▸ **To do**
Write the data out again in full, with no departure from the original.

▸ **Data to use**
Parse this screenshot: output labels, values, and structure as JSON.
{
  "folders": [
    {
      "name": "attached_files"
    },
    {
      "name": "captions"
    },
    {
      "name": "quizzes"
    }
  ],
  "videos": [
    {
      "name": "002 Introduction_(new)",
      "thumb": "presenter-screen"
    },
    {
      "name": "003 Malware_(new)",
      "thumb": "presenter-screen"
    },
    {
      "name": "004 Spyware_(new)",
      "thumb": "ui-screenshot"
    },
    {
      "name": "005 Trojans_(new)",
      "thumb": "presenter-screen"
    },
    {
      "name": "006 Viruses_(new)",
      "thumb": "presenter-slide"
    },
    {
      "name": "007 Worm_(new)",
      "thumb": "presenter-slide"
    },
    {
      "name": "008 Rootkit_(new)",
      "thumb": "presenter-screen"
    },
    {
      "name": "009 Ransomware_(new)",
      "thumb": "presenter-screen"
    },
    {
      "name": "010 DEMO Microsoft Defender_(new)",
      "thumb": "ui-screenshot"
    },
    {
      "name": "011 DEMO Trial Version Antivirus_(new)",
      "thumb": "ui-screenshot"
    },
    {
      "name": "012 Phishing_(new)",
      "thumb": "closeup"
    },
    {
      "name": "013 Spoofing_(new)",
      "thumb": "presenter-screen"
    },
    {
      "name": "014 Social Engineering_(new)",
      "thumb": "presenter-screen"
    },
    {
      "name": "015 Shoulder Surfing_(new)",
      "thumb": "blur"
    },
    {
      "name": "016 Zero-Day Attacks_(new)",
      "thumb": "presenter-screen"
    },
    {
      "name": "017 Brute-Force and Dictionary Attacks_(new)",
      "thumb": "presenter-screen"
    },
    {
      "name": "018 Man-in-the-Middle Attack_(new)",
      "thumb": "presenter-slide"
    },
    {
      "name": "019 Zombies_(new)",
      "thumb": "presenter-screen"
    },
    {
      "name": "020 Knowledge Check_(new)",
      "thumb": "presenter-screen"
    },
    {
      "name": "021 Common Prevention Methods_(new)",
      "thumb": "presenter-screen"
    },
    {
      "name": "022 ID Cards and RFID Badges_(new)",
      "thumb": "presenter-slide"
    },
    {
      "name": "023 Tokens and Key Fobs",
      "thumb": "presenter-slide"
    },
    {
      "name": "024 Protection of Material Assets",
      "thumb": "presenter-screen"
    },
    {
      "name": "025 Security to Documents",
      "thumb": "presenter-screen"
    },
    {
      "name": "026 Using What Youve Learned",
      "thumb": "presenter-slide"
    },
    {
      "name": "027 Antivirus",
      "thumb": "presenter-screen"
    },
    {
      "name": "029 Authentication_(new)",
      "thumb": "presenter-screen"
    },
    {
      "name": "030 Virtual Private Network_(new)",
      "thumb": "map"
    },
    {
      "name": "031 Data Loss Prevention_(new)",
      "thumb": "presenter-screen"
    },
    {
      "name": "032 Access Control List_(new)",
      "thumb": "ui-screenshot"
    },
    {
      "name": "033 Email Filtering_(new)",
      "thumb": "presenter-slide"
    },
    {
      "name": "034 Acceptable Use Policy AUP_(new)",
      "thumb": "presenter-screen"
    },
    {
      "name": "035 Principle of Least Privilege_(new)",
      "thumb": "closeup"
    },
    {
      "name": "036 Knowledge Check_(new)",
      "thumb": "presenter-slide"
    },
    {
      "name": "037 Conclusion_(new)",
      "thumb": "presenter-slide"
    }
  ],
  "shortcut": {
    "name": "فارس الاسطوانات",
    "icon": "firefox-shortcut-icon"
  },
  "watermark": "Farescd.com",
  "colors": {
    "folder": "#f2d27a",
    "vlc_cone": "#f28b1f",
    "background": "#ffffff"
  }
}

▸ **Result of this exercise**
Parse this screenshot: output labels, values, and structure as JSON.
{
  "folders": [
    {
      "name": "attached_files"
    },
    {
      "name": "captions"
    },
    {
      "name": "quizzes"
    }
  ],
  "videos": [
    {
      "name": "002 Introduction_(new)",
      "thumb": "presenter-screen"
    },
    {
      "name": "003 Malware_(new)",
      "thumb": "presenter-screen"
    },
    {
      "name": "004 Spyware_(new)",
      "thumb": "ui-screenshot"
    },
    {
      "name": "005 Trojans_(new)",
      "thumb": "presenter-screen"
    },
    {
      "name": "006 Viruses_(new)",
      "thumb": "presenter-slide"
    },
    {
      "name": "007 Worm_(new)",
      "thumb": "presenter-slide"
    },
    {
      "name": "008 Rootkit_(new)",
      "thumb": "presenter-screen"
    },
    {
      "name": "009 Ransomware_(new)",
      "thumb": "presenter-screen"
    },
    {
      "name": "010 DEMO Microsoft Defender_(new)",
      "thumb": "ui-screenshot"
    },
    {
      "name": "011 DEMO Trial Version Antivirus_(new)",
      "thumb": "ui-screenshot"
    },
    {
      "name": "012 Phishing_(new)",
      "thumb": "closeup"
    },
    {
      "name": "013 Spoofing_(new)",
      "thumb": "presenter-screen"
    },
    {
      "name": "014 Social Engineering_(new)",
      "thumb": "presenter-screen"
    },
    {
      "name": "015 Shoulder Surfing_(new)",
      "thumb": "blur"
    },
    {
      "name": "016 Zero-Day Attacks_(new)",
      "thumb": "presenter-screen"
    },
    {
      "name": "017 Brute-Force and Dictionary Attacks_(new)",
      "thumb": "presenter-screen"
    },
    {
      "name": "018 Man-in-the-Middle Attack_(new)",
      "thumb": "presenter-slide"
    },
    {
      "name": "019 Zombies_(new)",
      "thumb": "presenter-screen"
    },
    {
      "name": "020 Knowledge Check_(new)",
      "thumb": "presenter-screen"
    },
    {
      "name": "021 Common Prevention Methods_(new)",
      "thumb": "presenter-screen"
    },
    {
      "name": "022 ID Cards and RFID Badges_(new)",
      "thumb": "presenter-slide"
    },
    {
      "name": "023 Tokens and Key Fobs",
      "thumb": "presenter-slide"
    },
    {
      "name": "024 Protection of Material Assets",
      "thumb": "presenter-screen"
    },
    {
      "name": "025 Security to Documents",
      "thumb": "presenter-screen"
    },
    {
      "name": "026 Using What Youve Learned",
      "thumb": "presenter-slide"
    },
    {
      "name": "027 Antivirus",
      "thumb": "presenter-screen"
    },
    {
      "name": "029 Authentication_(new)",
      "thumb": "presenter-screen"
    },
    {
      "name": "030 Virtual Private Network_(new)",
      "thumb": "map"
    },
    {
      "name": "031 Data Loss Prevention_(new)",
      "thumb": "presenter-screen"
    },
    {
      "name": "032 Access Control List_(new)",
      "thumb": "ui-screenshot"
    },
    {
      "name": "033 Email Filtering_(new)",
      "thumb": "presenter-slide"
    },
    {
      "name": "034 Acceptable Use Policy AUP_(new)",
      "thumb": "presenter-screen"
    },
    {
      "name": "035 Principle of Least Privilege_(new)",
      "thumb": "closeup"
    },
    {
      "name": "036 Knowledge Check_(new)",
      "thumb": "presenter-slide"
    },
    {
      "name": "037 Conclusion_(new)",
      "thumb": "presenter-slide"
    }
  ],
  "shortcut": {
    "name": "فارس الاسطوانات",
    "icon": "firefox-shortcut-icon"
  },
  "watermark": "Farescd.com",
  "colors": {
    "folder": "#f2d27a",
    "vlc_cone": "#f28b1f",
    "background": "#ffffff"
  }
}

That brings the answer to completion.